Fear of inflation was noted by the bank’s policy makers as a prime concern. Interest rates in the U.K. are now at their highest level since April 2001, and are the highest of the G7 countries.
The big question on everyone’s mind is: could the same thing happen here in North America?
If we look at the currency markets as a leading indicator, we see two phenomena developing:
The American dollar is now at a 26-year low against the British pound and at a record low against the Euro. In this situation, I believe the market is telling us the U.S. Federal Reserve will not raise its benchmark bank rate while the remainder of the world’s industrialized countries continue to raise rates.
In Canada, the Canadian dollar sits near a record 30 high against the U.S. dollar — a market signal that interest rates in Canada are posed to rise. It would not surprise me to see Canadian interest rates move up one full percentage point.
Interest rates are going up again around the globe, while U.S. policy makers continue to sit tight for now. Long-term rates in the U.S. have been going up, though — a standard 30-year mortgage in the U.S. today runs at 6.26%, while only six months ago that mortgage could have been had for 5.70%. Not good for the housing market, but a function of tighter money available for mortgages due to the collapse of the U.S. subprime marketplace.

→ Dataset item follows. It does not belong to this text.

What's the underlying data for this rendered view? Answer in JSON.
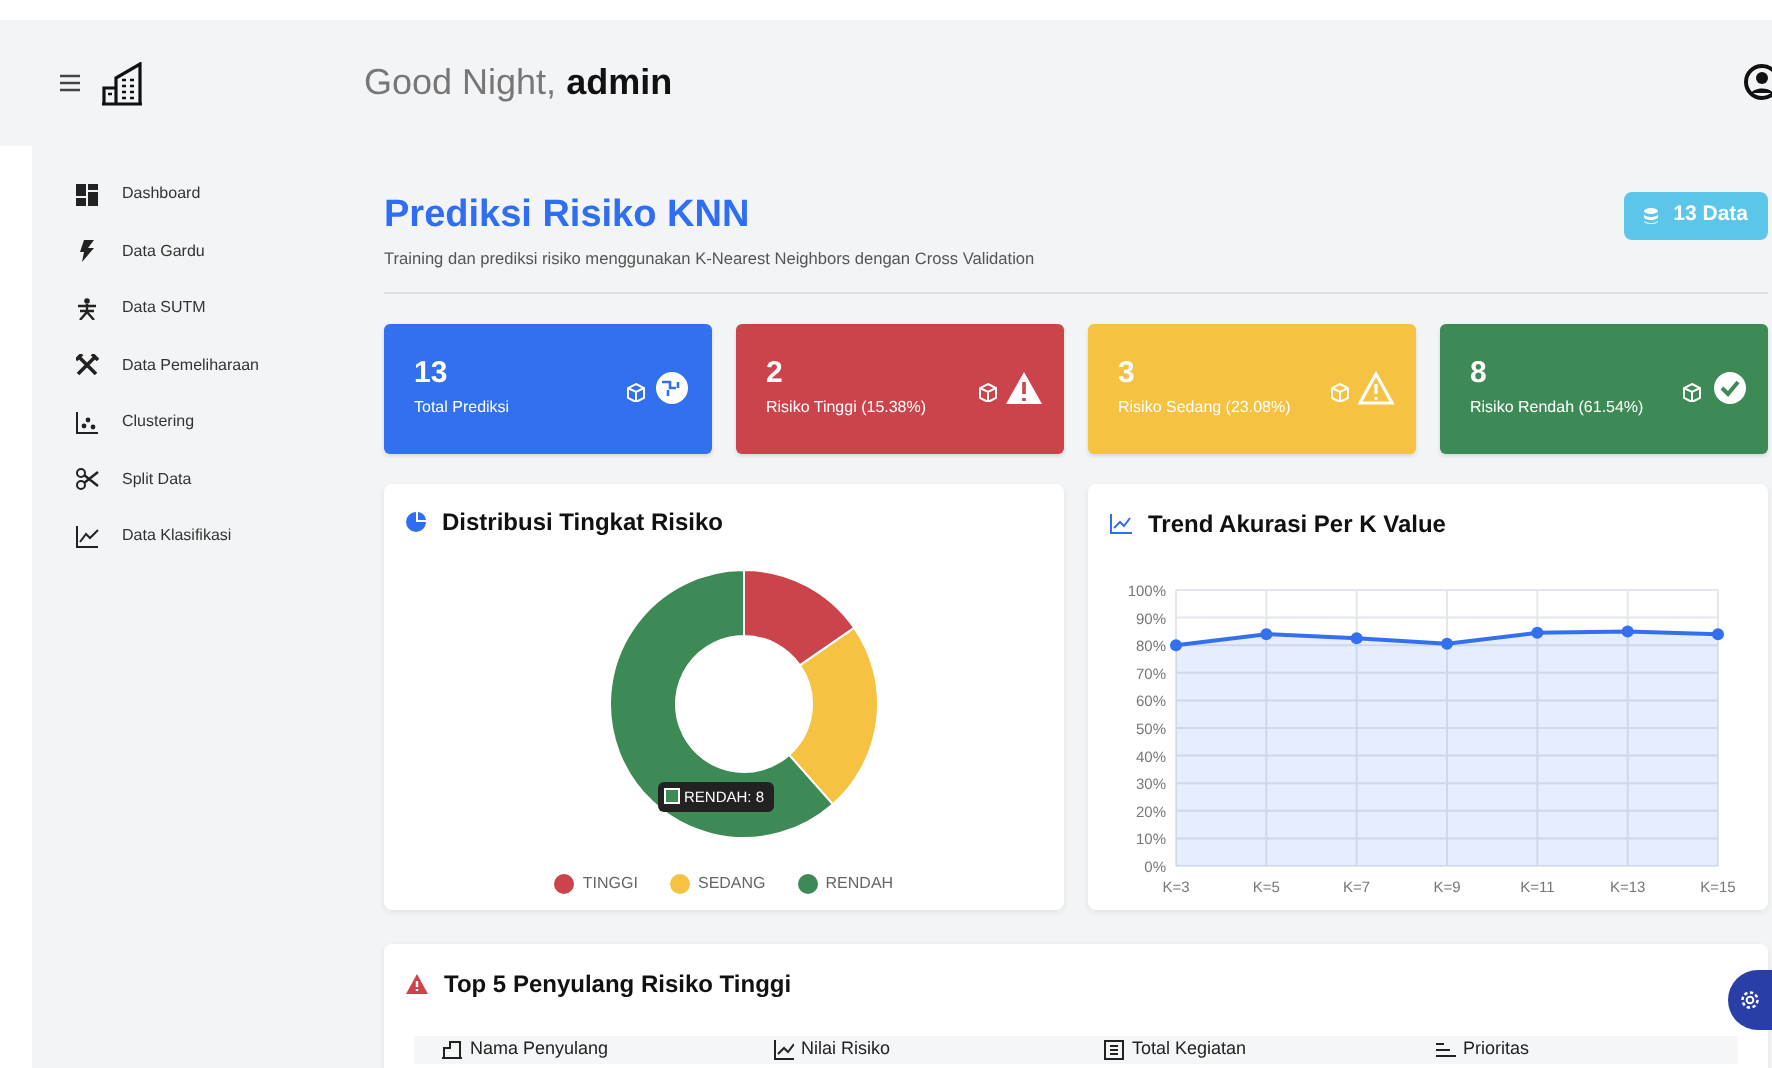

A lower U.S. dollar is a smart thing for America so long as we can continue to pull off the devaluation slowly. The only concern, as I’ve written before, lies with our bonds. In the event the remainder of the world starts to demand incentives to buy the bonds our government issues to finance our debt, interest rates in the U.S. will rise. But until then, businesses can continue to expect a U.S. prime lending rate of 8.25% while American consumers get accustomed to rising mortgage rates.